Originally released on the tiny Sonet label, Live Ankara captures Don Cherry's concert at the American embassy in Turkey on November 23, 1969. Cherry performs with an entirely Turkish rhythm section that includes drummer Okay Temiz, bassist Selçuk Sun, and percussionist/tenor saxophonist Irfan Sümer. The repertoire balances original Cherry themes with Turkish folk melodies arranged by Turkish jazz trumpeter Maffy Falay; there are also a couple of Ornette Coleman themes and a take on Pharoah Sanders' "The Creator Has a Master Plan."
One of Don Cherry's most spiritual, far-reaching projects – a wonderful record that builds both on his key avant work of the 60s, and some of the globally-inspired sounds he was cutting overseas! This date was done in close collaboration with the New York underground of the time – and the large group features work from a rich array of great musicians – including Charles Brackeen on soprano and alto sax, Carlos Ward on alto, Frank Lowe and Dewey Redman on tenors, Charlie Haden on bass, Carla Bley on piano, and Ed Blackwell on drums – working with additional string and percussion players in a sound that's completely sublime! There's a great ear here for unusual sonic twists and turns, yet these are mixed with some deeper organic tones, and some freer jazz passages – all to really ignite a great fire as the set rolls on.
Two previously unreleased 1960s performances by Don Cherry in quintet format. The first show was recorded in Denmark in 1963 (but a different date that the release on Storyville) and showcases the New York Contemporary Five, featuring Cherry with Archie Shepp, John Tchicai, Don Moore and J.C. Moses.
The 1962 live engagement at the Village Gate marked Sonny Rollins’ first recording ever with Don Cherry, as well as one of th earliest made by the saxophonist following his three-year long selfimposed musical exile. It was all recorded in a piano-less quartet format with Bob Cranshaw on bass, and Billy Higgins on drums.
Just released, 15 years after Don Cherry's death, and 45 years after the release of the original "Complete Communion", this French band gives its interpretation of the suite, on the initiative of master drummer Aldo Romano, with master bassist Henri Texier on bass, and with a young horn front with Géraldine Laurent on sax and Fabrizio Bosso on trumpet.

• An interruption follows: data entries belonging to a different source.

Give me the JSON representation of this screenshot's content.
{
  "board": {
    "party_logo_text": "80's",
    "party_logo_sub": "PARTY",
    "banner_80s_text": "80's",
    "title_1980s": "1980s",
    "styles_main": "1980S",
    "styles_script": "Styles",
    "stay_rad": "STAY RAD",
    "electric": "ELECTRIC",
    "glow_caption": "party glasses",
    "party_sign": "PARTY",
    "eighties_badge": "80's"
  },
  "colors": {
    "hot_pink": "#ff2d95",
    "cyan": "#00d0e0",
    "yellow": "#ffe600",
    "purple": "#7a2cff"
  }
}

The collective discography of Sonny Rollins and Don Cherry spans less than a year, but was a fascinating association. This release contains a complete and long unavailable concert by the Sonny Rollins-Don Cherry piano-less quartet - recorded at the Olympia, Paris, in 1963. Among its many highlights, The band work out on a 23-minute version of 'Sonnymoon For Two', a 13-minute version of 'On Green Dolphin Street' and almost 10 minutes of the only existing rendition of "Everything Happens To Me" in both Rollins´ and Cherry´s discographies.

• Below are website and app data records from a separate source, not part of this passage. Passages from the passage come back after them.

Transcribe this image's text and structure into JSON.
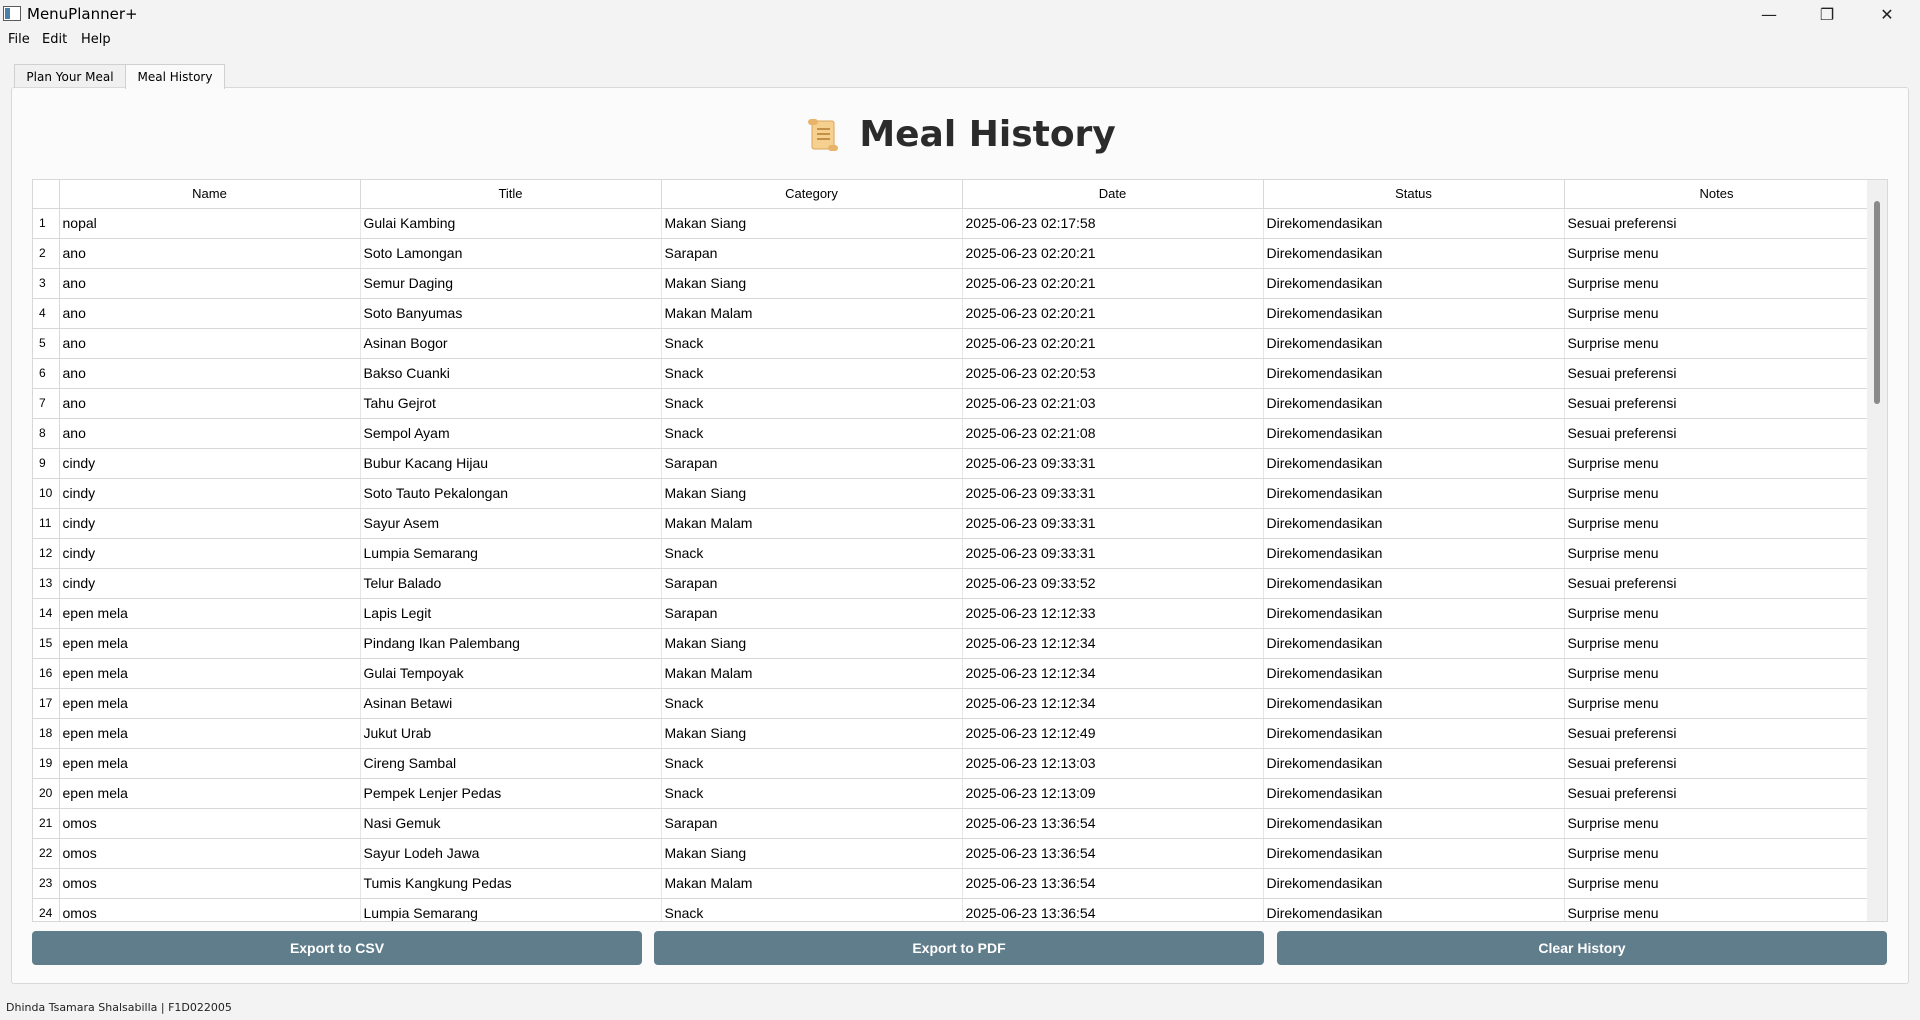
{
  "window": {
    "title": "MenuPlanner+"
  },
  "menu": [
    "File",
    "Edit",
    "Help"
  ],
  "tabs": [
    {
      "label": "Plan Your Meal",
      "active": false
    },
    {
      "label": "Meal History",
      "active": true
    }
  ],
  "page": {
    "title": "Meal History",
    "icon": "scroll-icon"
  },
  "table": {
    "columns": [
      "Name",
      "Title",
      "Category",
      "Date",
      "Status",
      "Notes"
    ],
    "rows": [
      [
        "1",
        "nopal",
        "Gulai Kambing",
        "Makan Siang",
        "2025-06-23 02:17:58",
        "Direkomendasikan",
        "Sesuai preferensi"
      ],
      [
        "2",
        "ano",
        "Soto Lamongan",
        "Sarapan",
        "2025-06-23 02:20:21",
        "Direkomendasikan",
        "Surprise menu"
      ],
      [
        "3",
        "ano",
        "Semur Daging",
        "Makan Siang",
        "2025-06-23 02:20:21",
        "Direkomendasikan",
        "Surprise menu"
      ],
      [
        "4",
        "ano",
        "Soto Banyumas",
        "Makan Malam",
        "2025-06-23 02:20:21",
        "Direkomendasikan",
        "Surprise menu"
      ],
      [
        "5",
        "ano",
        "Asinan Bogor",
        "Snack",
        "2025-06-23 02:20:21",
        "Direkomendasikan",
        "Surprise menu"
      ],
      [
        "6",
        "ano",
        "Bakso Cuanki",
        "Snack",
        "2025-06-23 02:20:53",
        "Direkomendasikan",
        "Sesuai preferensi"
      ],
      [
        "7",
        "ano",
        "Tahu Gejrot",
        "Snack",
        "2025-06-23 02:21:03",
        "Direkomendasikan",
        "Sesuai preferensi"
      ],
      [
        "8",
        "ano",
        "Sempol Ayam",
        "Snack",
        "2025-06-23 02:21:08",
        "Direkomendasikan",
        "Sesuai preferensi"
      ],
      [
        "9",
        "cindy",
        "Bubur Kacang Hijau",
        "Sarapan",
        "2025-06-23 09:33:31",
        "Direkomendasikan",
        "Surprise menu"
      ],
      [
        "10",
        "cindy",
        "Soto Tauto Pekalongan",
        "Makan Siang",
        "2025-06-23 09:33:31",
        "Direkomendasikan",
        "Surprise menu"
      ],
      [
        "11",
        "cindy",
        "Sayur Asem",
        "Makan Malam",
        "2025-06-23 09:33:31",
        "Direkomendasikan",
        "Surprise menu"
      ],
      [
        "12",
        "cindy",
        "Lumpia Semarang",
        "Snack",
        "2025-06-23 09:33:31",
        "Direkomendasikan",
        "Surprise menu"
      ],
      [
        "13",
        "cindy",
        "Telur Balado",
        "Sarapan",
        "2025-06-23 09:33:52",
        "Direkomendasikan",
        "Sesuai preferensi"
      ],
      [
        "14",
        "epen mela",
        "Lapis Legit",
        "Sarapan",
        "2025-06-23 12:12:33",
        "Direkomendasikan",
        "Surprise menu"
      ],
      [
        "15",
        "epen mela",
        "Pindang Ikan Palembang",
        "Makan Siang",
        "2025-06-23 12:12:34",
        "Direkomendasikan",
        "Surprise menu"
      ],
      [
        "16",
        "epen mela",
        "Gulai Tempoyak",
        "Makan Malam",
        "2025-06-23 12:12:34",
        "Direkomendasikan",
        "Surprise menu"
      ],
      [
        "17",
        "epen mela",
        "Asinan Betawi",
        "Snack",
        "2025-06-23 12:12:34",
        "Direkomendasikan",
        "Surprise menu"
      ],
      [
        "18",
        "epen mela",
        "Jukut Urab",
        "Makan Siang",
        "2025-06-23 12:12:49",
        "Direkomendasikan",
        "Sesuai preferensi"
      ],
      [
        "19",
        "epen mela",
        "Cireng Sambal",
        "Snack",
        "2025-06-23 12:13:03",
        "Direkomendasikan",
        "Sesuai preferensi"
      ],
      [
        "20",
        "epen mela",
        "Pempek Lenjer Pedas",
        "Snack",
        "2025-06-23 12:13:09",
        "Direkomendasikan",
        "Sesuai preferensi"
      ],
      [
        "21",
        "omos",
        "Nasi Gemuk",
        "Sarapan",
        "2025-06-23 13:36:54",
        "Direkomendasikan",
        "Surprise menu"
      ],
      [
        "22",
        "omos",
        "Sayur Lodeh Jawa",
        "Makan Siang",
        "2025-06-23 13:36:54",
        "Direkomendasikan",
        "Surprise menu"
      ],
      [
        "23",
        "omos",
        "Tumis Kangkung Pedas",
        "Makan Malam",
        "2025-06-23 13:36:54",
        "Direkomendasikan",
        "Surprise menu"
      ],
      [
        "24",
        "omos",
        "Lumpia Semarang",
        "Snack",
        "2025-06-23 13:36:54",
        "Direkomendasikan",
        "Surprise menu"
      ]
    ]
  },
  "buttons": {
    "export_csv": "Export to CSV",
    "export_pdf": "Export to PDF",
    "clear_history": "Clear History",
    "color": "#607d8b"
  },
  "status_bar": {
    "text": "Dhinda Tsamara Shalsabilla | F1D022005"
  }
}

It's obvious right from the title that Multikulti is another of Don Cherry's trademark fusions of jazz and world music, this time around with a heavy African influence. Cherry is joined on several tracks by members of multi-instrumentalist Peter Apfelbaum's Hieroglyphics Ensemble (plus the full band on "Until the Rain Comes" and "Divinity-Tree"), and their shared affinity for African music is what produces most of the album's best moments. (Listeners who prefer Cherry in a stricter jazz context are hereby warned.)
Very Rare 1985 release by the legendary Don Cherry. The connection between the spacey jazz trumpet of Don Cherry, and the later urban funk of his daughter Nenah, always seems a bit weak – until you hear this 1985 effort, which has Cherry working in a strange mix of contemporary rhythms and his older funkier styles. Cherry actually lays down vocals on a number of tracks, in a self conscious bluesy sort of way that's almost in a pomo kitschy style. The effect doesn't always work, but there's more than a few interesting moments on the LP. Titles include "Art Deco", "Call Me", "Rappin Recipie", and "Treat Your Lady Right".
A beautiful live performance from the same trio that delivered the Third World Underground album for Trio Records in 1972 – a set done with a similar mix of earthy, global elements as that gem – delivered by Carlos Ward on alto and flute, Dollar Brand on piano and flute, and Don Cherry on flute, trumpet, and percussion! There's a style here that's almost an extension of the energy of the Art Ensemble Of Chicago – especially in the way the musicians mix up instruments – combined with some of the more globally-sensitive elements of Don Cherry's work in Sweden, which clearly brings out qualities in Brand and Ward that are different than their already-great work together on other albums. Titles include "African Session", "Air", "Berimbau", "Waya Wa Egoli", "Cherry", and "Bra Joe From Kilimanjaro".